A once-trendy fashion brand is a target for anti-bullying groups
When you're the CEO of major fashion brand you can be as elitist as you want to be. You may admit, "Candidly, we go after the cool kids" and "a lot of people don't belong in our clothes."
Even if you make these comments about six years ago to a magazine reporter, that's fine.
But the Internet never forgets, and you will have to answer to consumers and shareholders.
Abercrombie and Fitch's first-quarter sales fell by 17 percent and their stock dropped 8 percent before the Memorial Day holiday.
PR people spent the weekend apologizing for the CEO Mike Jeffries.
"In every school there are the cool and popular kids, and then there are the not-so-cool kids," Jeffries said in a 2006 Salon article.
"Candidly, we go after the cool kids. We go after the attractive all-American kid with a great attitude and a lot of friends. A lot of people don't belong [in our clothes], and they can't belong," he said. "Are we exclusionary? Absolutely."
And then, there was Ellen's take on it. I think she sums it up nicely:
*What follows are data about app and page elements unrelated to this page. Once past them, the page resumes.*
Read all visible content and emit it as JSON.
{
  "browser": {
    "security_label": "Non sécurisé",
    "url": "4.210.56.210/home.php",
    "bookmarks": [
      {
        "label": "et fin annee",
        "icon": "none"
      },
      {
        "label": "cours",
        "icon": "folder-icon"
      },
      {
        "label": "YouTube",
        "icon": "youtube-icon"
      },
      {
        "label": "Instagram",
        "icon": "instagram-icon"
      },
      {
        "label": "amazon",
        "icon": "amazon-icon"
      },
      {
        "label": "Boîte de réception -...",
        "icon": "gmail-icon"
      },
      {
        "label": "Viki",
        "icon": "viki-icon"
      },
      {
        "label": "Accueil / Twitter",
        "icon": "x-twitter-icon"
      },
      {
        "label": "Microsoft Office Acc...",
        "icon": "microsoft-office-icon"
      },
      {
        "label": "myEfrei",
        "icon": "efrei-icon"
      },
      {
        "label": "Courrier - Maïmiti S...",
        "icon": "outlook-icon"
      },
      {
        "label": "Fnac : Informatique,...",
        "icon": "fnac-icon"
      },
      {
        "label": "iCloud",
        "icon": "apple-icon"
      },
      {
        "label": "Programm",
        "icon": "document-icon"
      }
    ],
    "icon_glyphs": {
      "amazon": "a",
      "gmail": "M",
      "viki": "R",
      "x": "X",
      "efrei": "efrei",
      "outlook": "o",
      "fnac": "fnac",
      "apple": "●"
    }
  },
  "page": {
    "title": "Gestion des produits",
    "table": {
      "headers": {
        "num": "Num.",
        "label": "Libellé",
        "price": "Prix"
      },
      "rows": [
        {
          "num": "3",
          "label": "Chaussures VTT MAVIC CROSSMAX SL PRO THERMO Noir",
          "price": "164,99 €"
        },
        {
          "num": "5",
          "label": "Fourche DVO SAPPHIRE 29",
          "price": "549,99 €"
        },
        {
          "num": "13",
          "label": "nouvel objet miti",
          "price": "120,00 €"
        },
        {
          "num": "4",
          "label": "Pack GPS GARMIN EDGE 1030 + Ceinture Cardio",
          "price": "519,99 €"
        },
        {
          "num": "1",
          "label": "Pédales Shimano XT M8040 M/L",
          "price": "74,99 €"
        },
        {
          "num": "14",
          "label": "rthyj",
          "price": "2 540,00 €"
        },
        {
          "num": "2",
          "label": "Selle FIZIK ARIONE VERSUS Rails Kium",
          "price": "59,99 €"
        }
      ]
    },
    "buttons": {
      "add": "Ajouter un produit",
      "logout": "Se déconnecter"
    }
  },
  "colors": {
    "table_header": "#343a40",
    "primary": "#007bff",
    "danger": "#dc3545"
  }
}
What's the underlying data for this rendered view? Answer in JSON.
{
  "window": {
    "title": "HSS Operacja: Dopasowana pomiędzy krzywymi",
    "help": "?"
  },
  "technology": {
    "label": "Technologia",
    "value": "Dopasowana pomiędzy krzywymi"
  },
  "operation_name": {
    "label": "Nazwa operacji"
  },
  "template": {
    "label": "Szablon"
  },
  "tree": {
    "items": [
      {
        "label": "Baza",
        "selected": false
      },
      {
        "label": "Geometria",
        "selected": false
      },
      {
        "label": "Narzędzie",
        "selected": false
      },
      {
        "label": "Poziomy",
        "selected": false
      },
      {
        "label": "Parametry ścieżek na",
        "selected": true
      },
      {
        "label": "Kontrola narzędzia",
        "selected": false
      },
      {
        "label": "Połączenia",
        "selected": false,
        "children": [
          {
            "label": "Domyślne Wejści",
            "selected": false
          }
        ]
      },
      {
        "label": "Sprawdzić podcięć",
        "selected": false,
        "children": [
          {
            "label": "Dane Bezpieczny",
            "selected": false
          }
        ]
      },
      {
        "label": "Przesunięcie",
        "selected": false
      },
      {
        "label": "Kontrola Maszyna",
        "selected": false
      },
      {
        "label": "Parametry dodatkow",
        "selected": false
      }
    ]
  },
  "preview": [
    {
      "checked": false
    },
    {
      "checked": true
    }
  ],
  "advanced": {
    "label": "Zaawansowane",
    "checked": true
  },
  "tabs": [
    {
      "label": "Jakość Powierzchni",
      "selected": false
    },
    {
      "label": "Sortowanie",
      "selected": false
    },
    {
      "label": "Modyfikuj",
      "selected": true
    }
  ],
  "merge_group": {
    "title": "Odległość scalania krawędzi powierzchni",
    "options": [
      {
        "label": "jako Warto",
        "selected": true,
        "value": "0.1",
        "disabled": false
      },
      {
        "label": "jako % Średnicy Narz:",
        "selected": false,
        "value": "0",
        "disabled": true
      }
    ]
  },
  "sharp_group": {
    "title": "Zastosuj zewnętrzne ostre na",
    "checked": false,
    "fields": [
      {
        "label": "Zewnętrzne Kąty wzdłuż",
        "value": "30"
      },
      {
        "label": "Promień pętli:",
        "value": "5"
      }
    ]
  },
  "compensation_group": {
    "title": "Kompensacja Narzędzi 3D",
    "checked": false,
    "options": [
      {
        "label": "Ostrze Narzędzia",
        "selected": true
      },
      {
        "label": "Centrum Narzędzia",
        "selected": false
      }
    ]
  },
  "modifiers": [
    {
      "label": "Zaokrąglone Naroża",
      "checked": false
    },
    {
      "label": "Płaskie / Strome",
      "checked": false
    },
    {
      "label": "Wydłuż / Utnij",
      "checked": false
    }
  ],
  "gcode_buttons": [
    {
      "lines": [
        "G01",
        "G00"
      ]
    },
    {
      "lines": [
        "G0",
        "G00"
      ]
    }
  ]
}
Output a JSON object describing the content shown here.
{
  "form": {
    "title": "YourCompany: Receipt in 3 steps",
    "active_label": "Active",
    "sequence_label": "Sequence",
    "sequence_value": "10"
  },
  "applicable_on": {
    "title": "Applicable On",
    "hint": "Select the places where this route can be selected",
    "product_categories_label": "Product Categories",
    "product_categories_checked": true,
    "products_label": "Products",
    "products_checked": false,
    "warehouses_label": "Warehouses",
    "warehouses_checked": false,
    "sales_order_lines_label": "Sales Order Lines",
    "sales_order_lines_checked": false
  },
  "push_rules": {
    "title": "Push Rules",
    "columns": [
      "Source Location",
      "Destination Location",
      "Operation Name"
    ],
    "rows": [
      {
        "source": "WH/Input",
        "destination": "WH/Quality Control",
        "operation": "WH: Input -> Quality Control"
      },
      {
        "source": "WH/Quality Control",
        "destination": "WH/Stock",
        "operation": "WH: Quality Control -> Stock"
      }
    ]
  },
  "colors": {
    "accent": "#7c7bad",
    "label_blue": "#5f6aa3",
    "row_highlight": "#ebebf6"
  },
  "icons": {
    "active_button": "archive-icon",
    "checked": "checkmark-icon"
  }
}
Thanks to Grace Asher, who first informed me of this story by sharing her desire on Facebook to 1) stop wearing the clothes and 2) donate them so they can look stylish on homeless people, whom I suspect Mike Jeffries would definitely see as un-cool. :)